[Start of section]

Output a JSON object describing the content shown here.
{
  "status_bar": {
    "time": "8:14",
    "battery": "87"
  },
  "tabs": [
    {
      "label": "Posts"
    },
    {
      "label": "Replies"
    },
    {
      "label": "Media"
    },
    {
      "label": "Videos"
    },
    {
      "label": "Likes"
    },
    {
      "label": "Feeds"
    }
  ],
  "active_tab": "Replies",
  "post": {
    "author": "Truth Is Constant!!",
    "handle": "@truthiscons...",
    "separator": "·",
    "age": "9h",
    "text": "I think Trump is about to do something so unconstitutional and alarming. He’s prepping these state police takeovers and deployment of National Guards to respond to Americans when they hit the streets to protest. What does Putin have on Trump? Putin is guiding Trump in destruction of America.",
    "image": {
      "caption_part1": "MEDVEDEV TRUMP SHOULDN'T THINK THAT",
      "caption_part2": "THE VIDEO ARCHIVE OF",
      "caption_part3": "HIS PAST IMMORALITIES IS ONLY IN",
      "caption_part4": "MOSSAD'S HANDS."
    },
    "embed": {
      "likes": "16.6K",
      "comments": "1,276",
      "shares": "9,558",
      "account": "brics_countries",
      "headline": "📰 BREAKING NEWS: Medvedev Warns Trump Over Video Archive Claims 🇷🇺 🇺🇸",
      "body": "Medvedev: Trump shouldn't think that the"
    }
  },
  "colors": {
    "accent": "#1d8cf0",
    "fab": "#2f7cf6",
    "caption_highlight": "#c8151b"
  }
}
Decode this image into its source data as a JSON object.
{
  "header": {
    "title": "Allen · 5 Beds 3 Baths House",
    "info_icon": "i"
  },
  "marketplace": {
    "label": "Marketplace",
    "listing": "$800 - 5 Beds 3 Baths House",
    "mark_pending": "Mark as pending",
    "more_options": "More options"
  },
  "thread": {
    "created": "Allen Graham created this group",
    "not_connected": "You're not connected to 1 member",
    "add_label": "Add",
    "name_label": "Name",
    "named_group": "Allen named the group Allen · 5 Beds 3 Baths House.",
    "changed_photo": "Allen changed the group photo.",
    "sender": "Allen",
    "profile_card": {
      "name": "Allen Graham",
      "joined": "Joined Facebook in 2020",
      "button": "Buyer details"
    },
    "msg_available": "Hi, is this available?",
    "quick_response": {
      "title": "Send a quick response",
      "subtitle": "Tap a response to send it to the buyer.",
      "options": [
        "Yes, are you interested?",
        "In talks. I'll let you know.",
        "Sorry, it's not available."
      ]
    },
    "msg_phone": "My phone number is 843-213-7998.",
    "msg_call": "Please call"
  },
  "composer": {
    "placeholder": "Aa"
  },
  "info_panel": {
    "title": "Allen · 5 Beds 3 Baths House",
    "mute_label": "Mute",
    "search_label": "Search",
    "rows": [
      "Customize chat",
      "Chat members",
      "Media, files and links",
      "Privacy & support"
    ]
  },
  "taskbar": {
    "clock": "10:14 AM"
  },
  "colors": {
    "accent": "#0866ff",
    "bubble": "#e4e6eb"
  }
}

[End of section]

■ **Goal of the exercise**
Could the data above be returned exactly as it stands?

■ **Your response**
Output a JSON object describing the content shown here.
{
  "status_bar": {
    "time": "8:14",
    "battery": "87"
  },
  "tabs": [
    {
      "label": "Posts"
    },
    {
      "label": "Replies"
    },
    {
      "label": "Media"
    },
    {
      "label": "Videos"
    },
    {
      "label": "Likes"
    },
    {
      "label": "Feeds"
    }
  ],
  "active_tab": "Replies",
  "post": {
    "author": "Truth Is Constant!!",
    "handle": "@truthiscons...",
    "separator": "·",
    "age": "9h",
    "text": "I think Trump is about to do something so unconstitutional and alarming. He’s prepping these state police takeovers and deployment of National Guards to respond to Americans when they hit the streets to protest. What does Putin have on Trump? Putin is guiding Trump in destruction of America.",
    "image": {
      "caption_part1": "MEDVEDEV TRUMP SHOULDN'T THINK THAT",
      "caption_part2": "THE VIDEO ARCHIVE OF",
      "caption_part3": "HIS PAST IMMORALITIES IS ONLY IN",
      "caption_part4": "MOSSAD'S HANDS."
    },
    "embed": {
      "likes": "16.6K",
      "comments": "1,276",
      "shares": "9,558",
      "account": "brics_countries",
      "headline": "📰 BREAKING NEWS: Medvedev Warns Trump Over Video Archive Claims 🇷🇺 🇺🇸",
      "body": "Medvedev: Trump shouldn't think that the"
    }
  },
  "colors": {
    "accent": "#1d8cf0",
    "fab": "#2f7cf6",
    "caption_highlight": "#c8151b"
  }
}
Decode this image into its source data as a JSON object.
{
  "header": {
    "title": "Allen · 5 Beds 3 Baths House",
    "info_icon": "i"
  },
  "marketplace": {
    "label": "Marketplace",
    "listing": "$800 - 5 Beds 3 Baths House",
    "mark_pending": "Mark as pending",
    "more_options": "More options"
  },
  "thread": {
    "created": "Allen Graham created this group",
    "not_connected": "You're not connected to 1 member",
    "add_label": "Add",
    "name_label": "Name",
    "named_group": "Allen named the group Allen · 5 Beds 3 Baths House.",
    "changed_photo": "Allen changed the group photo.",
    "sender": "Allen",
    "profile_card": {
      "name": "Allen Graham",
      "joined": "Joined Facebook in 2020",
      "button": "Buyer details"
    },
    "msg_available": "Hi, is this available?",
    "quick_response": {
      "title": "Send a quick response",
      "subtitle": "Tap a response to send it to the buyer.",
      "options": [
        "Yes, are you interested?",
        "In talks. I'll let you know.",
        "Sorry, it's not available."
      ]
    },
    "msg_phone": "My phone number is 843-213-7998.",
    "msg_call": "Please call"
  },
  "composer": {
    "placeholder": "Aa"
  },
  "info_panel": {
    "title": "Allen · 5 Beds 3 Baths House",
    "mute_label": "Mute",
    "search_label": "Search",
    "rows": [
      "Customize chat",
      "Chat members",
      "Media, files and links",
      "Privacy & support"
    ]
  },
  "taskbar": {
    "clock": "10:14 AM"
  },
  "colors": {
    "accent": "#0866ff",
    "bubble": "#e4e6eb"
  }
}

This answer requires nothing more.